Get more interested in what you’re creating than the outcome.

Worrying about results weighs you down.

Photo by Quino Al on Unsplash

Worrying about desired results is distracting at best — a creativity-killer at worst. When I start paying too much attention to my Medium stats, for example, the quality of my writing goes down. I feel low, I have a harder time coming up with topics, and I start pandering (often unconsciously) to ideas about what I think people will want to read. Of course, usually my read ratios go down after the pandering begins.

We shan’t stop thinking about outcomes altogether, though. For one thing, our big beautiful human brains can’t help but project into imagined futures from time to time. More importantly, it’s sensible to reflect on how what we’re doing in the present aligns with what we hope to gain in the future. The ability to analyze cause-and-effect is a gift we’d be crazy not to use to our benefit.

How do we know when we’re reflecting and when we’re worrying, though? How do we balance our focus between what we’re creating and what we hope to achieve?

Not to cop out of this conversation too hard, but… when you know, you just know.

When you’re truly reflecting on how to get more readers, where to pitch your stories, or when to send out your newsletter, you’re feeling productive.
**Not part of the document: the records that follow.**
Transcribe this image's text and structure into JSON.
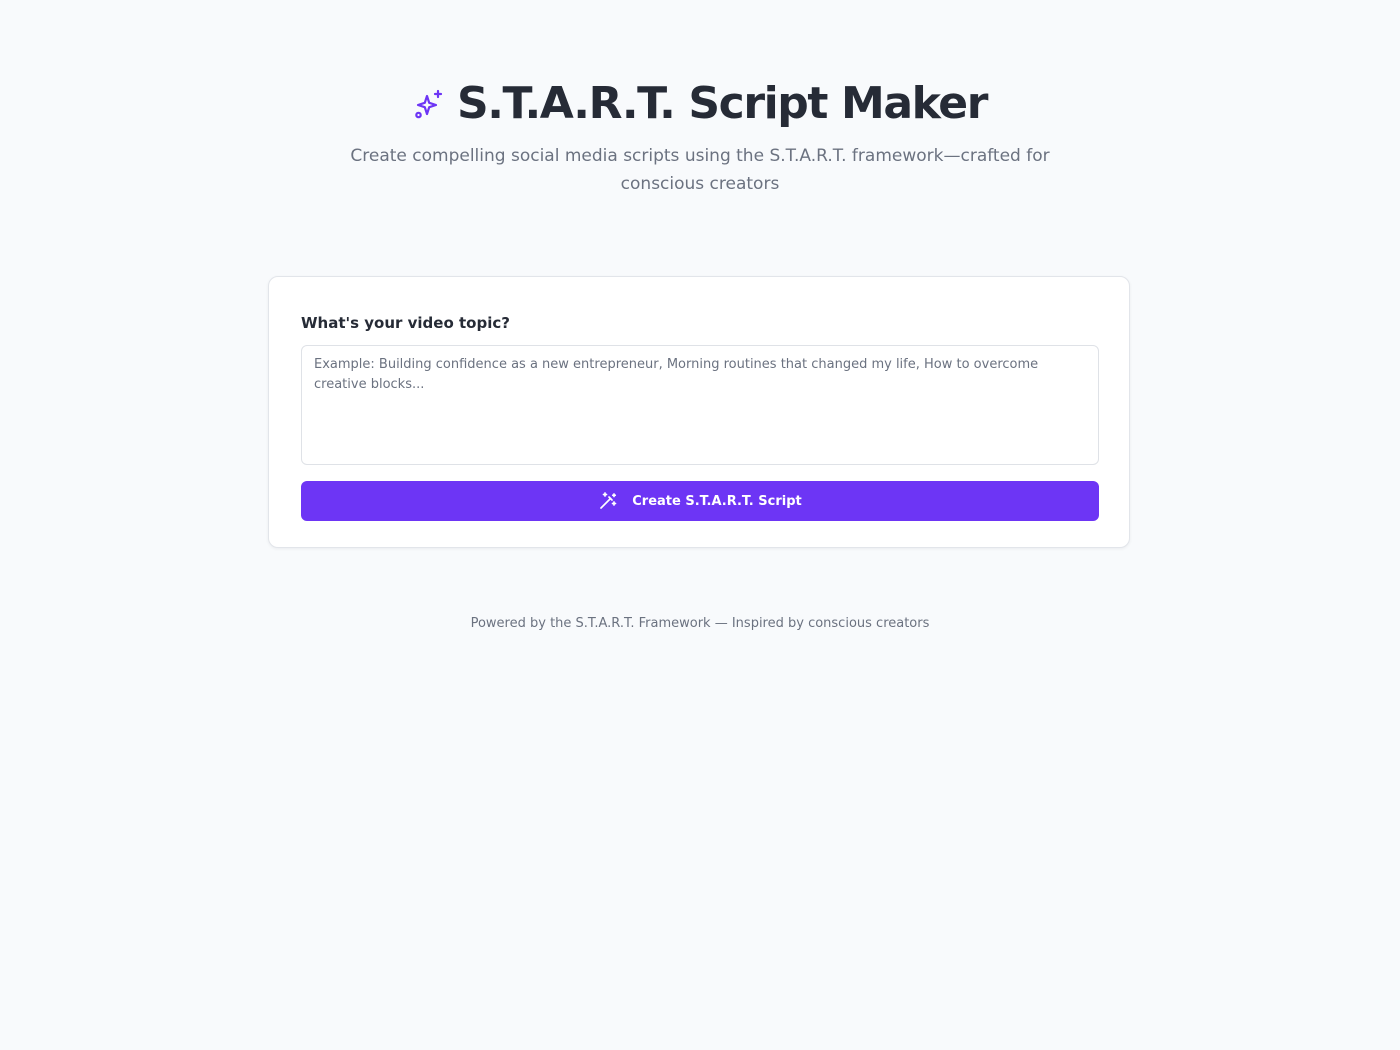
{
  "header": {
    "title": "S.T.A.R.T. Script Maker",
    "subtitle": "Create compelling social media scripts using the S.T.A.R.T. framework—crafted for conscious creators",
    "icon": "sparkles-icon"
  },
  "form": {
    "label": "What's your video topic?",
    "placeholder": "Example: Building confidence as a new entrepreneur, Morning routines that changed my life, How to overcome creative blocks...",
    "value": "",
    "button_label": "Create S.T.A.R.T. Script",
    "button_icon": "magic-wand-icon"
  },
  "footer": {
    "text": "Powered by the S.T.A.R.T. Framework — Inspired by conscious creators"
  },
  "colors": {
    "accent": "#6d35f5",
    "background": "#f8fafc",
    "title": "#262b36",
    "muted": "#6b7280"
  }
}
You may even be having fun with it. You feel curious, open, focused, and clear.

Then the scales seem to tip, and suddenly you’re feeling more panicked about your new website copy. Consideration suddenly crosses over into concern before you can catch it. When you’ve left the land of gently reflecting about your audience (or your bills…) and crossed into angsty territory, your identity, sense of worth, and feeling of security become wrapped up in the outcome of your work. You’ve taken what was really just a logistical question and made it existential.

As long as you’re in this state, you’re no longer effective at answering logistical questions. And you’re certainly not feeling very creative. The content of your thinking might be the same, but the quality of it has changed. You might be performing the same activity, but now you feel like crap.

And that crap feeling, my friends, that’s the greatest gift of all. It’s telling you to stop worrying about outcomes. It’s your inner compass cueing you to go back to what you’re creating. (That’s why you got into this thing in the first place after all. Oh, yeah, remember that?)

Create, build, make, come back to the present.

You might be humbled to discover you’re not such a good fortune teller after all. Every time I think I know which Medium story will be a hit (like this one or this one), the post I’d least expect to be successful (like this one) is the one that gets attention.

When it’s time to stop thinking about the future, you’ll know. Take a break from all that and do what you came here for.

Then, when it’s time to start making stuff up about the future again, you’ll know that, too.